Curriculum | PhD in Microbiology & Immunology
What You’ll Learn
Students will gain a thorough knowledge of microbial pathogens, the molecular basis of microbial pathogenesis and the protective immunological responses of the mammalian host. Coupled with a rigorous research program students will learn to dissect and investigate pressing issues in infectious diseases and become prepared to contribute to future advances in infectious disease research.
Required courses, electives, and research rotations are completed in the first 3 semesters of the program. Students have maximum flexibility in selecting their electives to tailor their training.
Comprehensive exams are completed in fall semester of the second year of the program.
By the end of the second year students are engaged in full-time research. Second year and onward students are required to present their research in our department seminars (MICB 6853) every Spring semester of their attendance. Upon completion of the research project, a thesis is written and defended.
Transfer Credit/Advanced Standing: A PhD student may make a written request for the transfer of credit for specific applicable courses or apply for advanced standing. Please speak with program leadership and review the policy on transfer credit and advanced standing.
☐ 9 Required Courses (26 credits)
☐ 8 credits of Electives
☐ 2-3 Research Rotations
☐ Qualifying & Comprehensive Exams
☐ Department Seminars
☐ PhD Dissertation
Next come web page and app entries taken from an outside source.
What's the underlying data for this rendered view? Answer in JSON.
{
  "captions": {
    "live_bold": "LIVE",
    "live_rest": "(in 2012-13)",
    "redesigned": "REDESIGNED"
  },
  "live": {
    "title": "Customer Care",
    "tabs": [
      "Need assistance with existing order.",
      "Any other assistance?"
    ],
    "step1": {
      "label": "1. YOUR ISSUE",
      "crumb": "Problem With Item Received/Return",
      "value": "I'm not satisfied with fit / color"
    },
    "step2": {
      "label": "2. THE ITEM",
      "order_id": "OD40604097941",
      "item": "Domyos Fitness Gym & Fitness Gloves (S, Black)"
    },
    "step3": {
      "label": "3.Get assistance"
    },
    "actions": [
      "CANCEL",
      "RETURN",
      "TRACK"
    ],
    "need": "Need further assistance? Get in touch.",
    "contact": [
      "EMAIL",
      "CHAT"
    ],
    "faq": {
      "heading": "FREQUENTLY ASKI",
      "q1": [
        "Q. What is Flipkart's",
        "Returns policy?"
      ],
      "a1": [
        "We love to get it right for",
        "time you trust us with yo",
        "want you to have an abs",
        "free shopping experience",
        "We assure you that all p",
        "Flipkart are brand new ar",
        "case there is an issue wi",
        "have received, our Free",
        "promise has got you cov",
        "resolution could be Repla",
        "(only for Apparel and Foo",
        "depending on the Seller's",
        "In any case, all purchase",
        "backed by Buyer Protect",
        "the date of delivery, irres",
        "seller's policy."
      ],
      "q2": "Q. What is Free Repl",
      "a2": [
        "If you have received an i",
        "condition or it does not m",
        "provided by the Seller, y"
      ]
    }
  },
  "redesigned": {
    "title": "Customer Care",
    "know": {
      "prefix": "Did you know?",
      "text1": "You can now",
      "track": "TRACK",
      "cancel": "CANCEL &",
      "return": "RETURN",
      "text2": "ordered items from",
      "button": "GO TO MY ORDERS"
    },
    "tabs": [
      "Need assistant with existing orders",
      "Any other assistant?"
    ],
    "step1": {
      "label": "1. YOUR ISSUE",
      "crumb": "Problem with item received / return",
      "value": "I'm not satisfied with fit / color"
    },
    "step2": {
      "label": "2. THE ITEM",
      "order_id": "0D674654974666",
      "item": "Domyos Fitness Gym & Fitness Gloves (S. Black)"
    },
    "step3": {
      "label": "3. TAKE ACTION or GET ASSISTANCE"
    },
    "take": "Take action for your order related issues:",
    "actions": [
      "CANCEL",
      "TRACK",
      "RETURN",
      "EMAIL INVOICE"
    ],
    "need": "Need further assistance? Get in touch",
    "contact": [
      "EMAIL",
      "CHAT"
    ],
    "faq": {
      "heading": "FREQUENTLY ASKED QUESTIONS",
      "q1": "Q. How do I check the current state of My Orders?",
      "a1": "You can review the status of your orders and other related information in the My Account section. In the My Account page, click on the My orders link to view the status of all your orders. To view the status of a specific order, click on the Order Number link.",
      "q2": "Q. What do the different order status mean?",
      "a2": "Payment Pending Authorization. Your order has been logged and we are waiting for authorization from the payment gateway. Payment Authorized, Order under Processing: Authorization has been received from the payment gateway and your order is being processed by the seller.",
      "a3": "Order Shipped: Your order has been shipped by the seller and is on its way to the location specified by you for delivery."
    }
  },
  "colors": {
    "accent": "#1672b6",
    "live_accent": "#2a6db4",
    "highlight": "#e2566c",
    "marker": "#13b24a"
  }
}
Students are required to complete 34 credits, in which 26 credits of required courses and 8 credits of electives. For more information about courses, visit the Courses page.
Students must complete 2 to 3 research rotations with Microbiology and Immunology research faculty. Research performance is assessed by the mentor(s) and documented in the Lab Rotation Form submitted by the student. Students should select a thesis mentor by the end of the first year.
Students must pass the qualifying and comprehensive exams before entering doctoral candidacy.
The purpose of the qualifying exam is to evaluate a student’s basic knowledge of microbiology and immunology and their ability to formulate testable hypotheses and to design experimental strategies. Students will identify a topic important for Microbiology & Immunology and prepare a research proposal on that topic. Students will select an examination committee at the end of the first year and must successfully defend this proposal to the committee by the end of the third semester. Students who fail this examination will be allowed to revise the proposal and defend it. In this case, the examination must be completed by the end of the fourth semester.
The comprehensive exam is designed to demonstrate that students have gained sufficient knowledge from their required coursework to continue in the program.
After completion of all examinations and coursework, the students will complete a doctoral dissertation in accordance with the regulations of the Graduate School of Arts and Sciences. You can also use this Checklist for Dissertation Writers for more guidance.
General Dissertation Guidelines
- The title and name on the dissertation must match the name on the student’s transcript.
- 12 point font
- 1-inch margins (top, bottom, left, right) and the page numbers must also have 1-inch margins.
- The abstract is limited to 350 words.
- Items in Table of Contents must match the headings and subheadings in text.
The thesis committee will determine when the dissertation is acceptable.
The dissertation must be accepted by the Graduate School after completing the formatting review no later than May 1 by 5:00PM in order to participate in the May graduation of that year.
PhD students are responsible for submitting their dissertation forms to our BGE Student Services Office to Holly Sanders. Dissertation forms can be founded on the Graduate School of Arts & Sciences website.